Reading the effect of ketones on the brain is immensely interesting. Given that ketones go across the blood-brain barrier and our brains metabolize BHB, we can assume downstream metabolism in the neurons of the brain is changed from a more common metabolism of glucose. Work on this is currently being done with the military.
One of the even more intriguing cases is actually the use of ketones as an anxiolytic due it’s anti-anxiety effects. Amongst others, Dr. Rhonda Patrick has spoken about using ketones before her podcasts or presentations.
Along with anxiety control, ketones are gaining momentum as an aid to sleep. Some sports figures have tried ketone ester drinks as a component of their rehabilitation process. Many unscientific reports and social networking sites discuss how taking ketones prior to rest seems to improve HRV, which is seen to improve sleep scores.
Other mechanisms include modulation of GABAergic (a chemical that modifies the effects of GABA in the body or brain), glutamatergic (a chemical that directly modulates the excitatory amino acid system in the body or brain), and also adenosinergic (a chemical which functions to directly modulate the adenosine system in the body or brain) by ketone bodies. In a test on mice for Alzheimer's disease, ketone esters reduced anxiety and improved overall cognition.
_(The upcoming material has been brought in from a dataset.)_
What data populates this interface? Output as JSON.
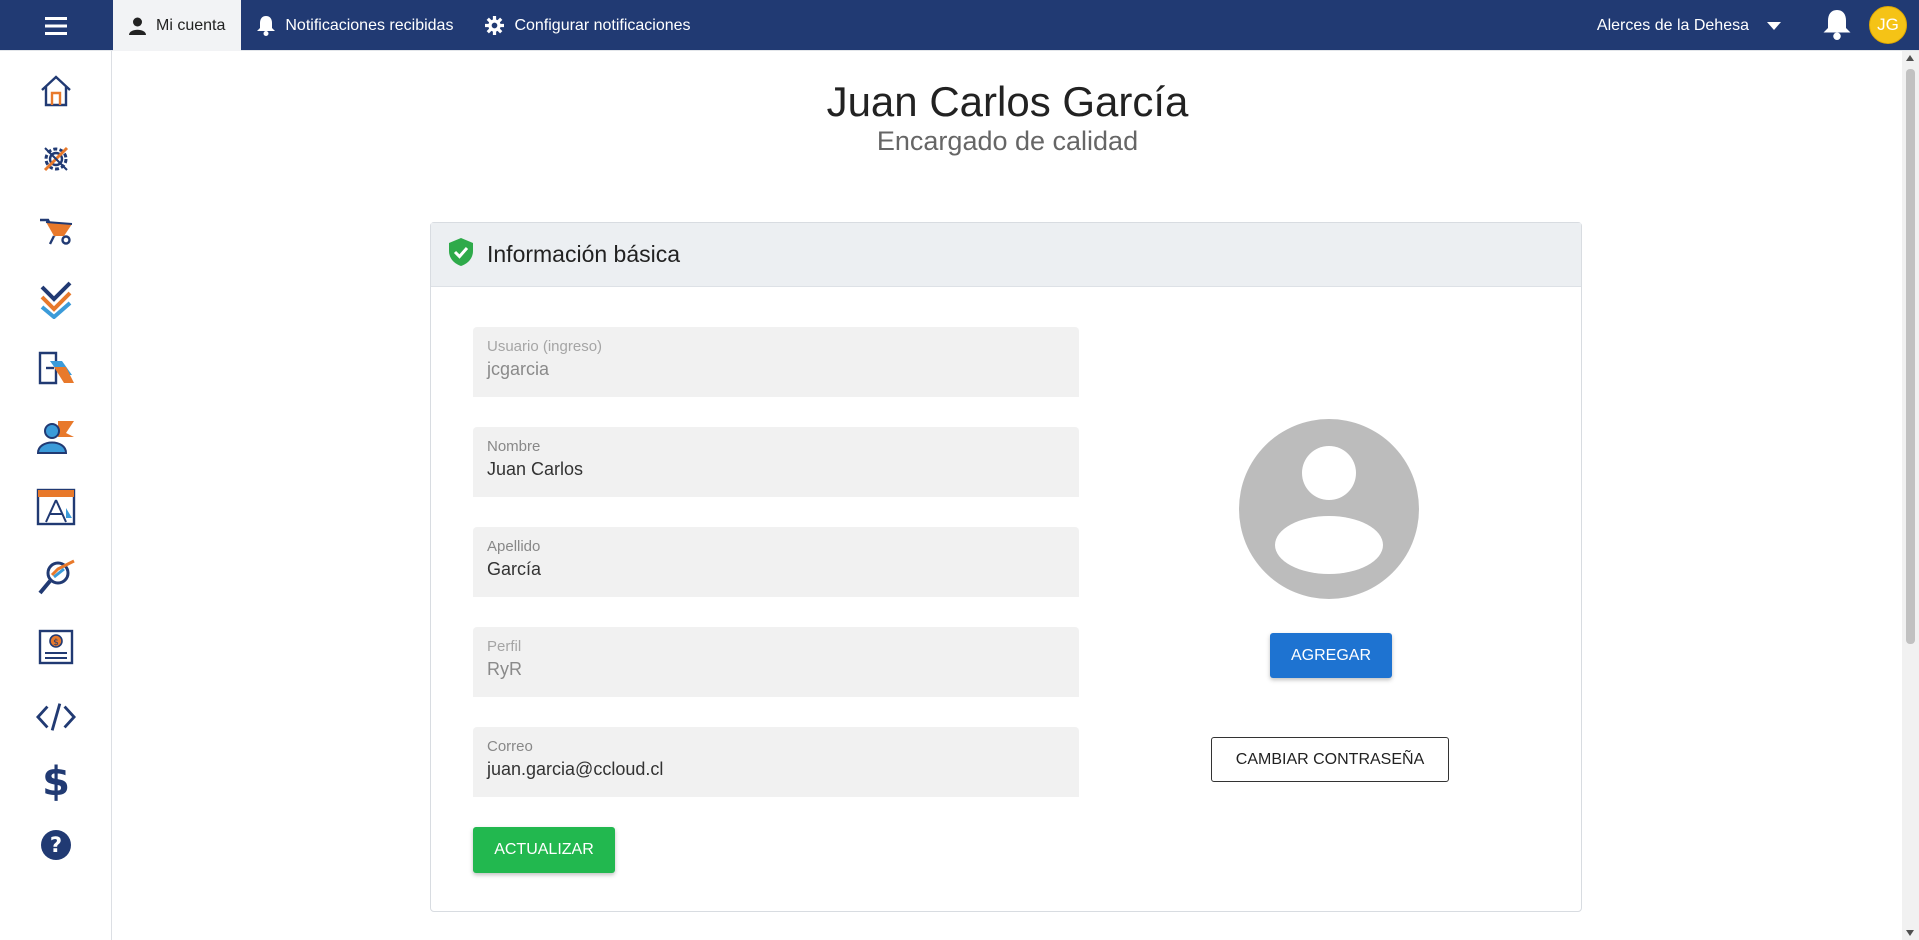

The best way currently shown for stacking ketones is to blend ketone esters with carbohydrates prior to endurance racing. Experiments are being done with coffee stacking and sodium bicarbonate stacking, and some initial results show some decreases in bicarbonate levels after workouts and taking in ketone ester.
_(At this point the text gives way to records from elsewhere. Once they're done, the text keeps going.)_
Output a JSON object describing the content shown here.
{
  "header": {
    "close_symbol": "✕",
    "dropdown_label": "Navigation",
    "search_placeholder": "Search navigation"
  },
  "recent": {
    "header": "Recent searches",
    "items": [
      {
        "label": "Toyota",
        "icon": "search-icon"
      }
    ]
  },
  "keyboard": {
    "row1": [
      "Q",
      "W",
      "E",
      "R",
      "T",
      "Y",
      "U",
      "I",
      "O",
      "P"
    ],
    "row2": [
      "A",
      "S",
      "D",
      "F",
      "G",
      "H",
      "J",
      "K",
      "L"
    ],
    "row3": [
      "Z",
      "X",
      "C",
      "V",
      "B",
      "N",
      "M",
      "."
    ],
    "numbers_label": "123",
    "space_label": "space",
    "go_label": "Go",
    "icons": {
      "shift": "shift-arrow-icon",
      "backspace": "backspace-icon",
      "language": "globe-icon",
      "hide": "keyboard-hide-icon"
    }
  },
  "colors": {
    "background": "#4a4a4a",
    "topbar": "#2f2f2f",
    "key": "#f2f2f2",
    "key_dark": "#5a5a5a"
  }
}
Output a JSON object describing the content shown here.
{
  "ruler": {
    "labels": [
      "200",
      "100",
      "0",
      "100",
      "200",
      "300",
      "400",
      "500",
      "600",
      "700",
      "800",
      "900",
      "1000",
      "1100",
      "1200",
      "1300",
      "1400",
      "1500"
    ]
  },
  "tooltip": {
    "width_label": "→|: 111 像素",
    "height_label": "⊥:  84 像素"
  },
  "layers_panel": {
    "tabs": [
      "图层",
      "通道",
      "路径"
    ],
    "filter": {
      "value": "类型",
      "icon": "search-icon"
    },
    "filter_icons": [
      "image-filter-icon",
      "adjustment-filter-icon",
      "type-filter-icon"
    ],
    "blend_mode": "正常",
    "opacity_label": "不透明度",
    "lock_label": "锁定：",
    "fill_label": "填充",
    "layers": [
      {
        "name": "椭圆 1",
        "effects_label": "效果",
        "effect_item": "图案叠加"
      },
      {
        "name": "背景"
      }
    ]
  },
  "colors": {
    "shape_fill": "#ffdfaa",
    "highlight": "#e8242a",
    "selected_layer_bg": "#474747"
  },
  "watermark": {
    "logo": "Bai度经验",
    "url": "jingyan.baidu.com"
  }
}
Additionally, there could be benefits to come when stacking ketone esters with ergogenics or nootropics (nicotine). Even plant-based tests are being done. There is much more to learn about how the brain can benefit, including recovering and healing brain injury. Some outer tests may work well in conjunction with ketones, such as hyperbaric oxygen therapy and omega 3s.
Future Research Areas
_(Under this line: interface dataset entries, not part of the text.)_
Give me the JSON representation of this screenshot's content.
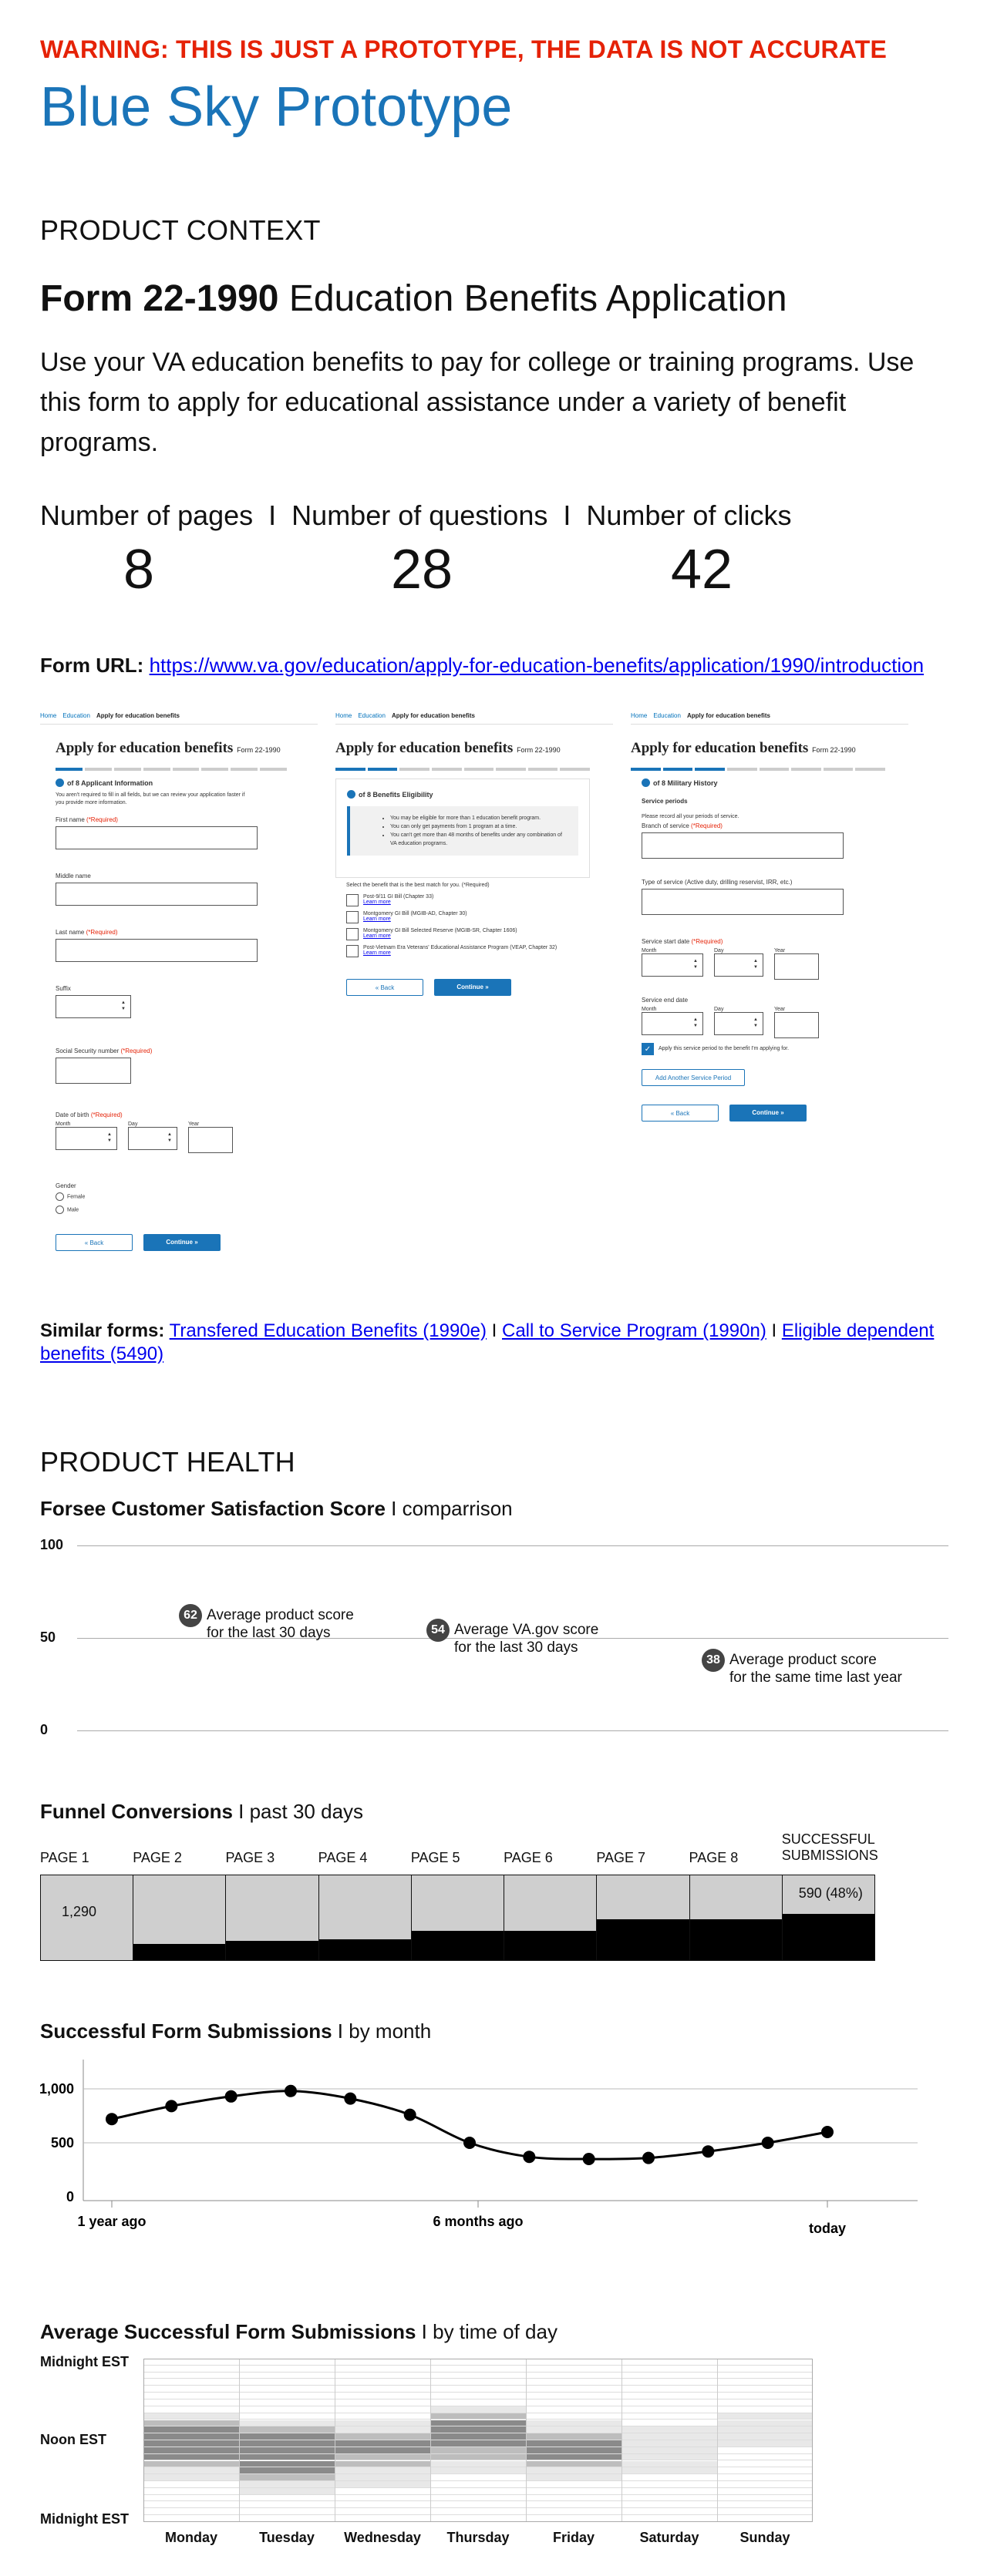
{
  "header": {
    "warning": "WARNING: THIS IS JUST A PROTOTYPE, THE DATA IS NOT ACCURATE",
    "title": "Blue Sky Prototype"
  },
  "product_context": {
    "heading": "PRODUCT CONTEXT",
    "form_number": "Form 22-1990",
    "form_name": "Education Benefits Application",
    "description": "Use your VA education benefits to pay for college or training programs. Use this form to apply for educational assistance under a variety of benefit programs.",
    "metrics_labels": [
      "Number of pages",
      "I",
      "Number of questions",
      "I",
      "Number of clicks"
    ],
    "metrics_values": [
      "8",
      "28",
      "42"
    ],
    "url_label": "Form URL:",
    "url": "https://www.va.gov/education/apply-for-education-benefits/application/1990/introduction"
  },
  "screens": {
    "crumbs": [
      "Home",
      "Education",
      "Apply for education benefits"
    ],
    "app_title": "Apply for education benefits",
    "form_tag": "Form 22-1990",
    "back": "« Back",
    "continue": "Continue »",
    "s1": {
      "step": "of 8  Applicant Information",
      "intro": "You aren't required to fill in all fields, but we can review your application faster if you provide more information.",
      "fields": [
        "First name",
        "Middle name",
        "Last name",
        "Suffix",
        "Social Security number",
        "Date of birth"
      ],
      "required": "(*Required)",
      "month": "Month",
      "day": "Day",
      "year": "Year",
      "gender": "Gender",
      "female": "Female",
      "male": "Male"
    },
    "s2": {
      "step": "of 8  Benefits Eligibility",
      "info": [
        "You may be eligible for more than 1 education benefit program.",
        "You can only get payments from 1 program at a time.",
        "You can't get more than 48 months of benefits under any combination of VA education programs."
      ],
      "question": "Select the benefit that is the best match for you. (*Required)",
      "options": [
        "Post-9/11 GI Bill (Chapter 33)",
        "Montgomery GI Bill (MGIB-AD, Chapter 30)",
        "Montgomery GI Bill Selected Reserve (MGIB-SR, Chapter 1606)",
        "Post-Vietnam Era Veterans' Educational Assistance Program (VEAP, Chapter 32)"
      ],
      "learn": "Learn more"
    },
    "s3": {
      "step": "of 8  Military History",
      "sub": "Service periods",
      "intro": "Please record all your periods of service.",
      "branch": "Branch of service",
      "type": "Type of service (Active duty, drilling reservist, IRR, etc.)",
      "start": "Service start date",
      "end": "Service end date",
      "month": "Month",
      "day": "Day",
      "year": "Year",
      "apply": "Apply this service period to the benefit I'm applying for.",
      "add": "Add Another Service Period",
      "required": "(*Required)"
    }
  },
  "similar": {
    "label": "Similar forms:",
    "sep": "I",
    "links": [
      "Transfered Education Benefits (1990e)",
      "Call to Service Program (1990n)",
      "Eligible dependent benefits (5490)"
    ]
  },
  "product_health": {
    "heading": "PRODUCT HEALTH"
  },
  "csat": {
    "title_bold": "Forsee Customer Satisfaction Score",
    "title_rest": " I comparrison",
    "ticks": [
      "100",
      "50",
      "0"
    ],
    "ylim": [
      0,
      100
    ],
    "points": [
      {
        "value": 62,
        "line1": "Average product score",
        "line2": "for the last 30 days"
      },
      {
        "value": 54,
        "line1": "Average VA.gov score",
        "line2": "for the last 30 days"
      },
      {
        "value": 38,
        "line1": "Average product score",
        "line2": "for the same time last year"
      }
    ]
  },
  "funnel": {
    "title_bold": "Funnel Conversions",
    "title_rest": " I past 30 days",
    "labels": [
      "PAGE 1",
      "PAGE 2",
      "PAGE 3",
      "PAGE 4",
      "PAGE 5",
      "PAGE 6",
      "PAGE 7",
      "PAGE 8",
      "SUCCESSFUL SUBMISSIONS"
    ],
    "first_value": "1,290",
    "last_value": "590 (48%)",
    "dark_fraction": [
      0.0,
      0.19,
      0.23,
      0.25,
      0.35,
      0.35,
      0.48,
      0.48,
      0.55
    ]
  },
  "chart_data": {
    "type": "line",
    "title": "Successful Form Submissions",
    "subtitle": " I by month",
    "ylim": [
      0,
      1200
    ],
    "yticks": [
      "1,000",
      "500",
      "0"
    ],
    "ytick_values": [
      1000,
      500,
      0
    ],
    "xlabels": [
      "1 year ago",
      "6 months ago",
      "today"
    ],
    "values": [
      720,
      840,
      930,
      980,
      910,
      760,
      500,
      370,
      350,
      360,
      420,
      500,
      600
    ]
  },
  "heatmap": {
    "title_bold": "Average Successful Form Submissions",
    "title_rest": " I by time of day",
    "ylabels": [
      "Midnight EST",
      "Noon EST",
      "Midnight EST"
    ],
    "days": [
      "Monday",
      "Tuesday",
      "Wednesday",
      "Thursday",
      "Friday",
      "Saturday",
      "Sunday"
    ],
    "intensity": [
      [
        0,
        0,
        0,
        0,
        0,
        0,
        0,
        0,
        1,
        2,
        3,
        3,
        3,
        3,
        3,
        2,
        1,
        1,
        0,
        0,
        0,
        0,
        0,
        0
      ],
      [
        0,
        0,
        0,
        0,
        0,
        0,
        0,
        0,
        0,
        1,
        2,
        3,
        3,
        3,
        3,
        3,
        3,
        2,
        1,
        1,
        0,
        0,
        0,
        0
      ],
      [
        0,
        0,
        0,
        0,
        0,
        0,
        0,
        0,
        0,
        1,
        1,
        2,
        3,
        3,
        2,
        2,
        1,
        1,
        1,
        0,
        0,
        0,
        0,
        0
      ],
      [
        0,
        0,
        0,
        0,
        0,
        0,
        0,
        1,
        2,
        3,
        3,
        3,
        3,
        2,
        2,
        1,
        1,
        0,
        0,
        0,
        0,
        0,
        0,
        0
      ],
      [
        0,
        0,
        0,
        0,
        0,
        0,
        0,
        0,
        0,
        1,
        1,
        2,
        3,
        3,
        3,
        2,
        1,
        1,
        0,
        0,
        0,
        0,
        0,
        0
      ],
      [
        0,
        0,
        0,
        0,
        0,
        0,
        0,
        0,
        0,
        0,
        1,
        1,
        1,
        1,
        1,
        1,
        1,
        0,
        0,
        0,
        0,
        0,
        0,
        0
      ],
      [
        0,
        0,
        0,
        0,
        0,
        0,
        0,
        0,
        1,
        1,
        1,
        1,
        1,
        0,
        0,
        0,
        0,
        0,
        0,
        0,
        0,
        0,
        0,
        0
      ]
    ]
  }
}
As you can see, analysis is still in the early stages, but most people are joining in on the research to help gauge the effects in treatments for diseases such as diabetes, Alzheimer's, cancers, and cardiovascular disease. Overall, it appears the research is breaking into these categories:
- Determining the ideal level of exogenous ketones as well as best mixes of nutrients/supplements for functionality augmentation, both physically and also cognitively.
- Effects of exogenous ketones on healing and its functioning, including protein and also glycogen resynthesis, sleeping, growth hormone, IGF-1, and other markers
Keto-Endurance and Overall Well-being
- Tests in anti-aging and understanding how they boost healthy aging, as well as understanding how they aid with reducing inflammation and antioxidative action.
- Glycemic control in diabetes and how it can help in diabetic remission.
- How it can assist with reducing or preventing neurodegenerative disease.
- Tests on the energy-substrate flux along with exogenous ketones in individuals with cardiac arrest.
- Learning how exogenous ketones can aid with radiation treatment for cancers.
Stay tuned for the results. This is proving to be an exciting field of study.
Achieving ketosis requires an adequate protein intake and ramping up physical activity. Add our low-carb Grass-Fed Seabuck Protein on your pre- or post- workout drink for a protein boost. It’s undenatured and comes from grass-fed cows, which means every scoop is keto-friendly, and jam-packed with healthy protein to help support the liver’s processes in producing ketones.